6. Defects and Rework: ill-trained or uninformed employees on what quality looks like.
7. Unnecessary Processes: Folding a full day’s worth of boxes “so you can get ahead.” Instead, fold for two hours and then move product for two hours. Batching accounts payable to Thursdays, producing all of the same work because we are painting the same color, updating employee birthdates in Human Resources to once a quarter, even though birthdays happen every day.
Finally, lean looks at balancing the workflow by eliminating batching and driving to one-piece flow.
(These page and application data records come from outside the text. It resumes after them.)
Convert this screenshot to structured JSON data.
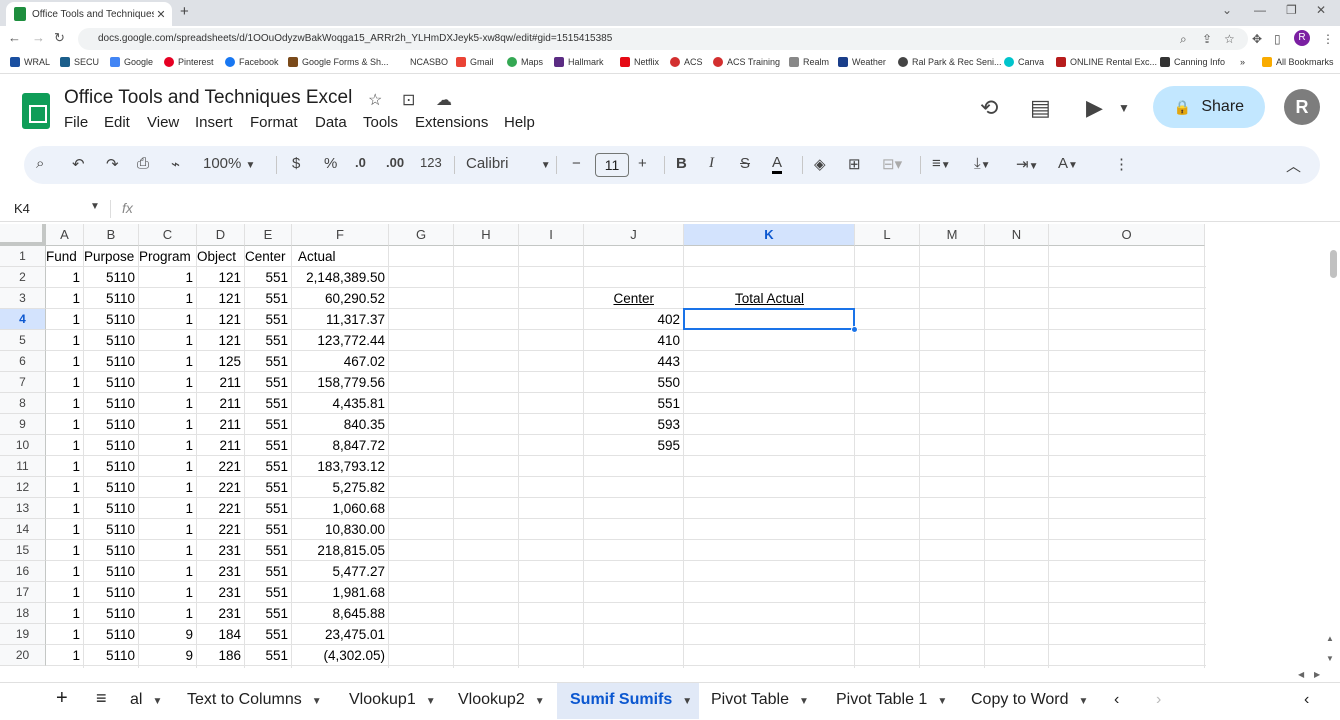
{
  "browser": {
    "tab_title": "Office Tools and Techniques Exc",
    "url": "docs.google.com/spreadsheets/d/1OOuOdyzwBakWoqga15_ARRr2h_YLHmDXJeyk5-xw8qw/edit#gid=1515415385",
    "profile_initial": "R",
    "bookmarks": [
      "WRAL",
      "SECU",
      "Google",
      "Pinterest",
      "Facebook",
      "Google Forms & Sh...",
      "NCASBO",
      "Gmail",
      "Maps",
      "Hallmark",
      "Netflix",
      "ACS",
      "ACS Training",
      "Realm",
      "Weather",
      "Ral Park & Rec Seni...",
      "Canva",
      "ONLINE Rental Exc...",
      "Canning Info",
      "All Bookmarks"
    ]
  },
  "app": {
    "doc_title": "Office Tools and Techniques Excel",
    "menu": [
      "File",
      "Edit",
      "View",
      "Insert",
      "Format",
      "Data",
      "Tools",
      "Extensions",
      "Help"
    ],
    "share_label": "Share",
    "user_initial": "R"
  },
  "toolbar": {
    "zoom": "100%",
    "currency": "$",
    "percent": "%",
    "dec_less": ".0",
    "dec_more": ".00",
    "number_format": "123",
    "font": "Calibri",
    "font_size": "11"
  },
  "formula_bar": {
    "name_box": "K4",
    "fx": "fx",
    "value": ""
  },
  "columns": [
    "A",
    "B",
    "C",
    "D",
    "E",
    "F",
    "G",
    "H",
    "I",
    "J",
    "K",
    "L",
    "M",
    "N",
    "O"
  ],
  "selected_column": "K",
  "selected_row": "4",
  "headers": [
    "Fund",
    "Purpose",
    "Program",
    "Object",
    "Center",
    "Actual"
  ],
  "rows": [
    [
      "1",
      "5110",
      "1",
      "121",
      "551",
      "2,148,389.50"
    ],
    [
      "1",
      "5110",
      "1",
      "121",
      "551",
      "60,290.52"
    ],
    [
      "1",
      "5110",
      "1",
      "121",
      "551",
      "11,317.37"
    ],
    [
      "1",
      "5110",
      "1",
      "121",
      "551",
      "123,772.44"
    ],
    [
      "1",
      "5110",
      "1",
      "125",
      "551",
      "467.02"
    ],
    [
      "1",
      "5110",
      "1",
      "211",
      "551",
      "158,779.56"
    ],
    [
      "1",
      "5110",
      "1",
      "211",
      "551",
      "4,435.81"
    ],
    [
      "1",
      "5110",
      "1",
      "211",
      "551",
      "840.35"
    ],
    [
      "1",
      "5110",
      "1",
      "211",
      "551",
      "8,847.72"
    ],
    [
      "1",
      "5110",
      "1",
      "221",
      "551",
      "183,793.12"
    ],
    [
      "1",
      "5110",
      "1",
      "221",
      "551",
      "5,275.82"
    ],
    [
      "1",
      "5110",
      "1",
      "221",
      "551",
      "1,060.68"
    ],
    [
      "1",
      "5110",
      "1",
      "221",
      "551",
      "10,830.00"
    ],
    [
      "1",
      "5110",
      "1",
      "231",
      "551",
      "218,815.05"
    ],
    [
      "1",
      "5110",
      "1",
      "231",
      "551",
      "5,477.27"
    ],
    [
      "1",
      "5110",
      "1",
      "231",
      "551",
      "1,981.68"
    ],
    [
      "1",
      "5110",
      "1",
      "231",
      "551",
      "8,645.88"
    ],
    [
      "1",
      "5110",
      "9",
      "184",
      "551",
      "23,475.01"
    ],
    [
      "1",
      "5110",
      "9",
      "186",
      "551",
      "(4,302.05)"
    ]
  ],
  "summary": {
    "center_header": "Center",
    "total_header": "Total Actual",
    "centers": [
      "402",
      "410",
      "443",
      "550",
      "551",
      "593",
      "595"
    ]
  },
  "sheet_tabs": {
    "truncated_label": "al",
    "tabs": [
      "Text to Columns",
      "Vlookup1",
      "Vlookup2",
      "Sumif Sumifs",
      "Pivot Table",
      "Pivot Table 1",
      "Copy to Word"
    ],
    "active": "Sumif Sumifs"
  }
}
We included ten tips from one of our specialized SBDC Advisors to help jumpstart your Lean Initiative at your place of business:
1. Gain Executive Buy-in as an Enterprise-wide Strategic Initiative: It is not Joe or Sally’s way. It is learning the lean methodology and making it part of the fabric of your organization.
2. Metrics Should be Measured and Public: Most organizations are “data-rich.” Learn what data is appropriate for you to start seeing patterns good or bad that you can track over time. If it can be measured, it can be improved.
3. Tie Individual Performance Goals to the desired outcomes.
4. Create cross-functional teams: Implement the improvements with these teams and make the outcomes interdependent to the reward. This way, people help each other out and the success one of one is tied to another’s.
5. Connect with HR: Involve your Human Resources department in reinforcing your desired behaviors.
6. Create an Internal Branding and Communications Campaign.
7. Conduct Improvement Projects: Conduct monthly improvement projects called Kaizen Activity with Cross-Functional Teams so people can get to know each other and learn about each other’s work.
8. Conduct Daily Executive “Walk-Abouts:” Each department should post their goals and objectives. During daily “walk-abouts” executives can then ask a department head or manager what resources they may need. This is not a time for in-depth examination; the action should provide guidance to department heads for respective goals,
demonstrate a commitment from the executive to supporting those goals, and be a mechanism for monitoring progress.
9. Setup Dedicated Lean Coordinators or Green-Belts and Black Belts.
10. Benchmark: Visit other factories, stores or facilities to learn how they do business.